(Data entries)
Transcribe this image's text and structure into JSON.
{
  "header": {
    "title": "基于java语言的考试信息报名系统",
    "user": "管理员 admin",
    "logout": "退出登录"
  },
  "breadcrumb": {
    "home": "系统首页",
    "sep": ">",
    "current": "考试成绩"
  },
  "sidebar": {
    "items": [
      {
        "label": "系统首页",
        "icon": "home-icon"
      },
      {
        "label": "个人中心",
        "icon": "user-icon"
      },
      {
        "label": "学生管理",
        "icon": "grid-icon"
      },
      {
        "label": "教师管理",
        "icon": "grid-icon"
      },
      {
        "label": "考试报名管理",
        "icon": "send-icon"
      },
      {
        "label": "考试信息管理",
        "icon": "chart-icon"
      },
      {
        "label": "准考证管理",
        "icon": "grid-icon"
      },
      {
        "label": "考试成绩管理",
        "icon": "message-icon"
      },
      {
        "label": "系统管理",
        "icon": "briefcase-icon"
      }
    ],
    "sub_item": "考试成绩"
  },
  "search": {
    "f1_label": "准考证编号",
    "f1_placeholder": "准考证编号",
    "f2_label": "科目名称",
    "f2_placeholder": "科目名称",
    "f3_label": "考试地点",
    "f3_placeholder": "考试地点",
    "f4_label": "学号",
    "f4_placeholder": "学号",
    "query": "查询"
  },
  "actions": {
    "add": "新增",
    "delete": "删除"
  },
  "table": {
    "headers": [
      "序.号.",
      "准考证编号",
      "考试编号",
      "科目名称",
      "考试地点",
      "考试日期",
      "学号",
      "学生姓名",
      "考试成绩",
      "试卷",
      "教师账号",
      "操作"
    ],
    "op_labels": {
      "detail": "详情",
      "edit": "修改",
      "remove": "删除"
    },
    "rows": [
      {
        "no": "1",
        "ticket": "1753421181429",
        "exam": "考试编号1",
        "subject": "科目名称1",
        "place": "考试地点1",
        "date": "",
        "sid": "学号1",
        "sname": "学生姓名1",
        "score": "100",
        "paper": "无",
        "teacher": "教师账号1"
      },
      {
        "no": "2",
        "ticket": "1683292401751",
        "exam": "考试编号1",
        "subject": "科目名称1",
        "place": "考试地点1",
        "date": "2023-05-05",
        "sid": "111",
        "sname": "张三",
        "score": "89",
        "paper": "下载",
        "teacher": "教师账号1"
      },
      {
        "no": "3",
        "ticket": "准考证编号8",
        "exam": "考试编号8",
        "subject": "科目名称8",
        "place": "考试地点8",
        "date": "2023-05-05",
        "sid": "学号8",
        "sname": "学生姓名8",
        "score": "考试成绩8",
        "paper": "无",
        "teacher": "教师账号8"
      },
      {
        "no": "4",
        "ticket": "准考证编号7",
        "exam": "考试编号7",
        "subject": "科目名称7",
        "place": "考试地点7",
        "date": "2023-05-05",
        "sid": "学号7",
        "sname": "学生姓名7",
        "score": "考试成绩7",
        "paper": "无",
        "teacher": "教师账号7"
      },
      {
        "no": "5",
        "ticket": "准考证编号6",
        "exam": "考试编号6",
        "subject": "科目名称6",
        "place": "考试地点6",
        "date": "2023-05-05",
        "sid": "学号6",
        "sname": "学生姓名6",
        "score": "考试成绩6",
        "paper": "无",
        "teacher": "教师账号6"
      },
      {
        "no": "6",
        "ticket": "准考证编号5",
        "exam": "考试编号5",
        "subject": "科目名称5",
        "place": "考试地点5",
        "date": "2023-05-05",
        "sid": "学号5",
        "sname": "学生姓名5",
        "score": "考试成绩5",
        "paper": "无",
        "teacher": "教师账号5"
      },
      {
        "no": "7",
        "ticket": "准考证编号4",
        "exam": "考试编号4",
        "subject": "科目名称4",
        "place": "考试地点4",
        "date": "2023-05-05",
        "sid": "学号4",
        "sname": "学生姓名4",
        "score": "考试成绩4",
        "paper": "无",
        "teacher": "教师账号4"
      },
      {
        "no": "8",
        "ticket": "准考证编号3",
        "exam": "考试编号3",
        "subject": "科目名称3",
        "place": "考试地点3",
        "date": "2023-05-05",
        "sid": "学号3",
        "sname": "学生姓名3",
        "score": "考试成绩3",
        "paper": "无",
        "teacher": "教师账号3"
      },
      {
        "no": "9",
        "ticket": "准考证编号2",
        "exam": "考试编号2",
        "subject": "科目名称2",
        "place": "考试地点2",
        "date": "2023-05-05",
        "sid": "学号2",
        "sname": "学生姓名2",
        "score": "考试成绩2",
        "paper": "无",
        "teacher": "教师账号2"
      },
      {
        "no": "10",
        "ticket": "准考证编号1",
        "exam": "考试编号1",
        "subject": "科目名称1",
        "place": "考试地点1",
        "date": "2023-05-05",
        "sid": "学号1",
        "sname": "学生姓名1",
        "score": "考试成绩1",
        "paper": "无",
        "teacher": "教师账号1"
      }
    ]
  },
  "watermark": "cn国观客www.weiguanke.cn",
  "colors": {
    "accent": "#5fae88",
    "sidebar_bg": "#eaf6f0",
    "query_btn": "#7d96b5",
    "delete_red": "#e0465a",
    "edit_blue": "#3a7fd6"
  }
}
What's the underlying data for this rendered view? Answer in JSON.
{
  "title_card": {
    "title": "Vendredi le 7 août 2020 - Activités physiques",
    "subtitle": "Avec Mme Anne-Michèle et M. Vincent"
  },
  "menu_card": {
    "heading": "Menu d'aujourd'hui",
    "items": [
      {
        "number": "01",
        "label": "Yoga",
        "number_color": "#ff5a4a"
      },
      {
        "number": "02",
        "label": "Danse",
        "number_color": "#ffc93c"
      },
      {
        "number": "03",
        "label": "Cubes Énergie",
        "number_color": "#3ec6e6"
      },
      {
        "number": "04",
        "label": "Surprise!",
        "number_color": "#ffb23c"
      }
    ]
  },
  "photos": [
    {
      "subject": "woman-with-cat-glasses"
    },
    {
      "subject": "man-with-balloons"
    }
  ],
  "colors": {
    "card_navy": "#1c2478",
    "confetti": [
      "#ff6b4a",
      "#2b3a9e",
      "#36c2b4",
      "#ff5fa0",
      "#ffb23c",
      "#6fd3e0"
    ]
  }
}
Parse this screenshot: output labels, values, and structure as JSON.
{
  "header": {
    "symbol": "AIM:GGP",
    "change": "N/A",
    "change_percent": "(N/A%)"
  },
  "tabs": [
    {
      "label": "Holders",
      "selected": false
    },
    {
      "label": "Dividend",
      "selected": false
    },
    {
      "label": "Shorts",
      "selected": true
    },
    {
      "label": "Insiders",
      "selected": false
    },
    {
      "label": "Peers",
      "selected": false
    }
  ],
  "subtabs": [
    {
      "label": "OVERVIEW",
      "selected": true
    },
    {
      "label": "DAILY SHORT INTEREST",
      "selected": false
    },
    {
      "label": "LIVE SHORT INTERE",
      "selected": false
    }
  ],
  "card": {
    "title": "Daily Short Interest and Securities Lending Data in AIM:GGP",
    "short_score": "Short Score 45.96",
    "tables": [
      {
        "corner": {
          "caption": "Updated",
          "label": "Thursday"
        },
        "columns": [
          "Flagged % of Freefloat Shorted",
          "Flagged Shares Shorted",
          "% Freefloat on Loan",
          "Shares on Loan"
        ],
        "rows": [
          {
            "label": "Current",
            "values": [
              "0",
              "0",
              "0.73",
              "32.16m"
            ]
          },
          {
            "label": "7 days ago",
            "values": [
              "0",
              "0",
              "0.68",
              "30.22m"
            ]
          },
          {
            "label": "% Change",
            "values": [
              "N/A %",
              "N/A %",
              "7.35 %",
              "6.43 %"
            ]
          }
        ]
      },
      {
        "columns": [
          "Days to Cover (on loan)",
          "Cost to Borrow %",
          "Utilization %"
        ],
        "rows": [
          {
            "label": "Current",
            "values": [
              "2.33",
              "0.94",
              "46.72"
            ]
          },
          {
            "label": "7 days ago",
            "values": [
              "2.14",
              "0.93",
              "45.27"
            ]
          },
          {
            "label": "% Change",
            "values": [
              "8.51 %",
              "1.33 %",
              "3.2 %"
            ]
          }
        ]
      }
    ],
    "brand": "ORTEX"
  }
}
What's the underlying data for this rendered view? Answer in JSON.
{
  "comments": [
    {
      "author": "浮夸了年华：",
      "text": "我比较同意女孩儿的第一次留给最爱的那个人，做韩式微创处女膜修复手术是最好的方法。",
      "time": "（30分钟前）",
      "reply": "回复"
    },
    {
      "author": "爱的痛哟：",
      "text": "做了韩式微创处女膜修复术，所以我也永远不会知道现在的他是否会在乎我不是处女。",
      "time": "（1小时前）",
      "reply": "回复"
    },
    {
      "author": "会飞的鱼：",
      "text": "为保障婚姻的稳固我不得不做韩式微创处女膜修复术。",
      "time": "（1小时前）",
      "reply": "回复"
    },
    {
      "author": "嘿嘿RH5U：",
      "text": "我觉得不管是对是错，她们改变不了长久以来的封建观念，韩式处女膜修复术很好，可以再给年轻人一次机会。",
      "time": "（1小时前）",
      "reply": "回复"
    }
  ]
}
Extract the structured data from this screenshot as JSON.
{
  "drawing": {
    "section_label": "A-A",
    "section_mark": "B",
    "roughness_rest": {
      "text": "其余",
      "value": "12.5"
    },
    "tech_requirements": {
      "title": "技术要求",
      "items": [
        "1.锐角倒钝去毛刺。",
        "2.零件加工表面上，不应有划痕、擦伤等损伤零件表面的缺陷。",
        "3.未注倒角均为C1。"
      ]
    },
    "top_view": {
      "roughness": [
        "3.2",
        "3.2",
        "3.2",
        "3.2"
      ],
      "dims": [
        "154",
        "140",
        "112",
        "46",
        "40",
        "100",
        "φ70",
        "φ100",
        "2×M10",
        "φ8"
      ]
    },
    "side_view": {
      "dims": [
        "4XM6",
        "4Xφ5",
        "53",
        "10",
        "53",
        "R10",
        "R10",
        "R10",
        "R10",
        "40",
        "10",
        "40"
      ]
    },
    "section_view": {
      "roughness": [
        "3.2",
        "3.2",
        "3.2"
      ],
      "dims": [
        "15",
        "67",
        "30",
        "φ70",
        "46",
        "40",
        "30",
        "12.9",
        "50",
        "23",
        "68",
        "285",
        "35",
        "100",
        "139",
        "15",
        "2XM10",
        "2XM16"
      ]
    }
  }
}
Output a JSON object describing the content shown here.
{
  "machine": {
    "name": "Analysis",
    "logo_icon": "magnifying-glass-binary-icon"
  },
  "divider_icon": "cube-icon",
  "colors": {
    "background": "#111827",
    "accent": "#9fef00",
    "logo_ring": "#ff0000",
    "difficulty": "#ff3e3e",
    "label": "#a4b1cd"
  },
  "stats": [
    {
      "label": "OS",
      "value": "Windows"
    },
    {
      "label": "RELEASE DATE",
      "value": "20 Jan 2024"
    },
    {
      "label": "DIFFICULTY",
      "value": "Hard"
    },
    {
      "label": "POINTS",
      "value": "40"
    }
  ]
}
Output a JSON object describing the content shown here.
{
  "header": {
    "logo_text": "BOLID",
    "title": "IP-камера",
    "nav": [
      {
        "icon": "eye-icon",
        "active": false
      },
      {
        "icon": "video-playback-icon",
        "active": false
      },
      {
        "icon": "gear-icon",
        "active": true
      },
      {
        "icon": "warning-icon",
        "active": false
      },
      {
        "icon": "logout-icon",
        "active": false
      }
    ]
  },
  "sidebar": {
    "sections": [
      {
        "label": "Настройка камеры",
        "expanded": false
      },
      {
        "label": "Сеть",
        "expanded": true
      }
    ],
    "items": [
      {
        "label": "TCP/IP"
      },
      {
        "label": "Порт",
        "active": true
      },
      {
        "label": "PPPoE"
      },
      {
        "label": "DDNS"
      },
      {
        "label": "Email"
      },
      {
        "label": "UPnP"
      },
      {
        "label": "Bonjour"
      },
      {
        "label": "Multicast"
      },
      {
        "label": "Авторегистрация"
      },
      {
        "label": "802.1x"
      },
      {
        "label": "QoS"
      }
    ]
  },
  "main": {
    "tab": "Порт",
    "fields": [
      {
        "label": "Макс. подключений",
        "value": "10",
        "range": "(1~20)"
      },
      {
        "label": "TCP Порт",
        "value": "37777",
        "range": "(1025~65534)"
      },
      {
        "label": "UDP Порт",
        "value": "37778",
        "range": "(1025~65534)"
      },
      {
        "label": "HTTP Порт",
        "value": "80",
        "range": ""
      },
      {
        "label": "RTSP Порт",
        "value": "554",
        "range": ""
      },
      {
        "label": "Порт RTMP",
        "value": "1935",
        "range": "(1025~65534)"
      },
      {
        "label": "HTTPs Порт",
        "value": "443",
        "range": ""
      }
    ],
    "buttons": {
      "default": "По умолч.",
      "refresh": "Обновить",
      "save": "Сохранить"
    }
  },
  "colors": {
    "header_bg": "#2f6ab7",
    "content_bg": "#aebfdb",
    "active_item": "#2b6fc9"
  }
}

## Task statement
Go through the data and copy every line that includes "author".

## Result
      "author": "浮夸了年华：",
      "author": "爱的痛哟：",
      "author": "会飞的鱼：",
      "author": "嘿嘿RH5U：",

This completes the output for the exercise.